Top of MATERIAL SHOWN

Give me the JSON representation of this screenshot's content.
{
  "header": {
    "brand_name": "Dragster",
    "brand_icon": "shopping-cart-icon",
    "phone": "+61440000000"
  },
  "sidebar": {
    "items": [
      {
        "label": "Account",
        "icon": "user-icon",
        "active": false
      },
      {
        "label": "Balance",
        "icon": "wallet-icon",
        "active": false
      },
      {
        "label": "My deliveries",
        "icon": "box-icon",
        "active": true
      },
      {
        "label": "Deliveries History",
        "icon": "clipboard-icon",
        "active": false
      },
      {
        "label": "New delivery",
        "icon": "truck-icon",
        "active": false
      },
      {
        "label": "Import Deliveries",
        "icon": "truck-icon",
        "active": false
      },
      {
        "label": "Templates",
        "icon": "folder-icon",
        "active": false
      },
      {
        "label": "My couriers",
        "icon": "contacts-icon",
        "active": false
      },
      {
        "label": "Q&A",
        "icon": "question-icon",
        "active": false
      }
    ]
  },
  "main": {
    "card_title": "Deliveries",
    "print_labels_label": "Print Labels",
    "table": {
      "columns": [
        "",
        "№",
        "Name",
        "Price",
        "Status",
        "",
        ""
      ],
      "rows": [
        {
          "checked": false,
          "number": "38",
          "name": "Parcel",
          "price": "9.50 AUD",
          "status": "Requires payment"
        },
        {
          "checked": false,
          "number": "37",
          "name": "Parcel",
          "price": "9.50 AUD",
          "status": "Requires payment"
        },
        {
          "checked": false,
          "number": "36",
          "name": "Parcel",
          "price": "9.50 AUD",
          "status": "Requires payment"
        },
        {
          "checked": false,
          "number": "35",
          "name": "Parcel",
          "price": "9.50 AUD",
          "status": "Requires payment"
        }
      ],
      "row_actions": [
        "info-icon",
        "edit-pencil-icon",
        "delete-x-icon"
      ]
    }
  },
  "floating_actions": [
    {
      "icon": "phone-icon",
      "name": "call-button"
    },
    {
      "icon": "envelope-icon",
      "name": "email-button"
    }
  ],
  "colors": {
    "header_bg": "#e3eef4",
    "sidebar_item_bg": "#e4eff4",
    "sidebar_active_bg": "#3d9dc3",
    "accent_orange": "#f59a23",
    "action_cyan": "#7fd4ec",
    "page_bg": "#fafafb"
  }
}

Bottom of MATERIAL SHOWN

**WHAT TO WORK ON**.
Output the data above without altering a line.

**COMPLETED EXERCISE**.
Give me the JSON representation of this screenshot's content.
{
  "header": {
    "brand_name": "Dragster",
    "brand_icon": "shopping-cart-icon",
    "phone": "+61440000000"
  },
  "sidebar": {
    "items": [
      {
        "label": "Account",
        "icon": "user-icon",
        "active": false
      },
      {
        "label": "Balance",
        "icon": "wallet-icon",
        "active": false
      },
      {
        "label": "My deliveries",
        "icon": "box-icon",
        "active": true
      },
      {
        "label": "Deliveries History",
        "icon": "clipboard-icon",
        "active": false
      },
      {
        "label": "New delivery",
        "icon": "truck-icon",
        "active": false
      },
      {
        "label": "Import Deliveries",
        "icon": "truck-icon",
        "active": false
      },
      {
        "label": "Templates",
        "icon": "folder-icon",
        "active": false
      },
      {
        "label": "My couriers",
        "icon": "contacts-icon",
        "active": false
      },
      {
        "label": "Q&A",
        "icon": "question-icon",
        "active": false
      }
    ]
  },
  "main": {
    "card_title": "Deliveries",
    "print_labels_label": "Print Labels",
    "table": {
      "columns": [
        "",
        "№",
        "Name",
        "Price",
        "Status",
        "",
        ""
      ],
      "rows": [
        {
          "checked": false,
          "number": "38",
          "name": "Parcel",
          "price": "9.50 AUD",
          "status": "Requires payment"
        },
        {
          "checked": false,
          "number": "37",
          "name": "Parcel",
          "price": "9.50 AUD",
          "status": "Requires payment"
        },
        {
          "checked": false,
          "number": "36",
          "name": "Parcel",
          "price": "9.50 AUD",
          "status": "Requires payment"
        },
        {
          "checked": false,
          "number": "35",
          "name": "Parcel",
          "price": "9.50 AUD",
          "status": "Requires payment"
        }
      ],
      "row_actions": [
        "info-icon",
        "edit-pencil-icon",
        "delete-x-icon"
      ]
    }
  },
  "floating_actions": [
    {
      "icon": "phone-icon",
      "name": "call-button"
    },
    {
      "icon": "envelope-icon",
      "name": "email-button"
    }
  ],
  "colors": {
    "header_bg": "#e3eef4",
    "sidebar_item_bg": "#e4eff4",
    "sidebar_active_bg": "#3d9dc3",
    "accent_orange": "#f59a23",
    "action_cyan": "#7fd4ec",
    "page_bg": "#fafafb"
  }
}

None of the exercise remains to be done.